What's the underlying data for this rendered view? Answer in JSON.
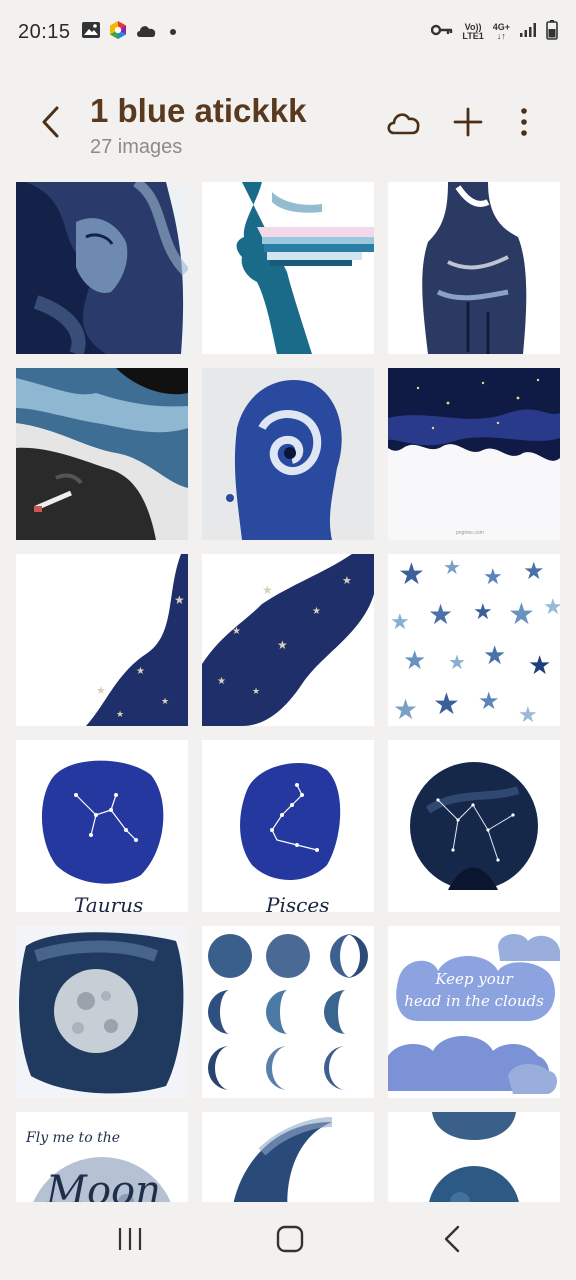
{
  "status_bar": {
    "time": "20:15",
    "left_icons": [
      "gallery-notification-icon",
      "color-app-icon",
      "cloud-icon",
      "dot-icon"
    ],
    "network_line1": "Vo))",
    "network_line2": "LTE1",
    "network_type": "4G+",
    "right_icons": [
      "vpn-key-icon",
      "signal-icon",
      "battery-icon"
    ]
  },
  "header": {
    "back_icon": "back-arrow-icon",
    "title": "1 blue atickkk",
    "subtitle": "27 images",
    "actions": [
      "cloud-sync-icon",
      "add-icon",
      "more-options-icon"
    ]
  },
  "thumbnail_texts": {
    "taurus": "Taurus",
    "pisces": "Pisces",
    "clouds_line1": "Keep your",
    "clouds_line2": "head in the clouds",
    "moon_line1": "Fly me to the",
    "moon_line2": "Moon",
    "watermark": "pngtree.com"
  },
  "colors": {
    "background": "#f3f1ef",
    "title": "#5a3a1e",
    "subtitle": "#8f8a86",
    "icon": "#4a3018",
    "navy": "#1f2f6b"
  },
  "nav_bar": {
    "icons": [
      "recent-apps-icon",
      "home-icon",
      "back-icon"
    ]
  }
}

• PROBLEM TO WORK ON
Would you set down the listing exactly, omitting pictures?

• WRITTEN REPLY
What's the underlying data for this rendered view? Answer in JSON.
{
  "status_bar": {
    "time": "20:15",
    "left_icons": [
      "gallery-notification-icon",
      "color-app-icon",
      "cloud-icon",
      "dot-icon"
    ],
    "network_line1": "Vo))",
    "network_line2": "LTE1",
    "network_type": "4G+",
    "right_icons": [
      "vpn-key-icon",
      "signal-icon",
      "battery-icon"
    ]
  },
  "header": {
    "back_icon": "back-arrow-icon",
    "title": "1 blue atickkk",
    "subtitle": "27 images",
    "actions": [
      "cloud-sync-icon",
      "add-icon",
      "more-options-icon"
    ]
  },
  "thumbnail_texts": {
    "taurus": "Taurus",
    "pisces": "Pisces",
    "clouds_line1": "Keep your",
    "clouds_line2": "head in the clouds",
    "moon_line1": "Fly me to the",
    "moon_line2": "Moon",
    "watermark": "pngtree.com"
  },
  "colors": {
    "background": "#f3f1ef",
    "title": "#5a3a1e",
    "subtitle": "#8f8a86",
    "icon": "#4a3018",
    "navy": "#1f2f6b"
  },
  "nav_bar": {
    "icons": [
      "recent-apps-icon",
      "home-icon",
      "back-icon"
    ]
  }
}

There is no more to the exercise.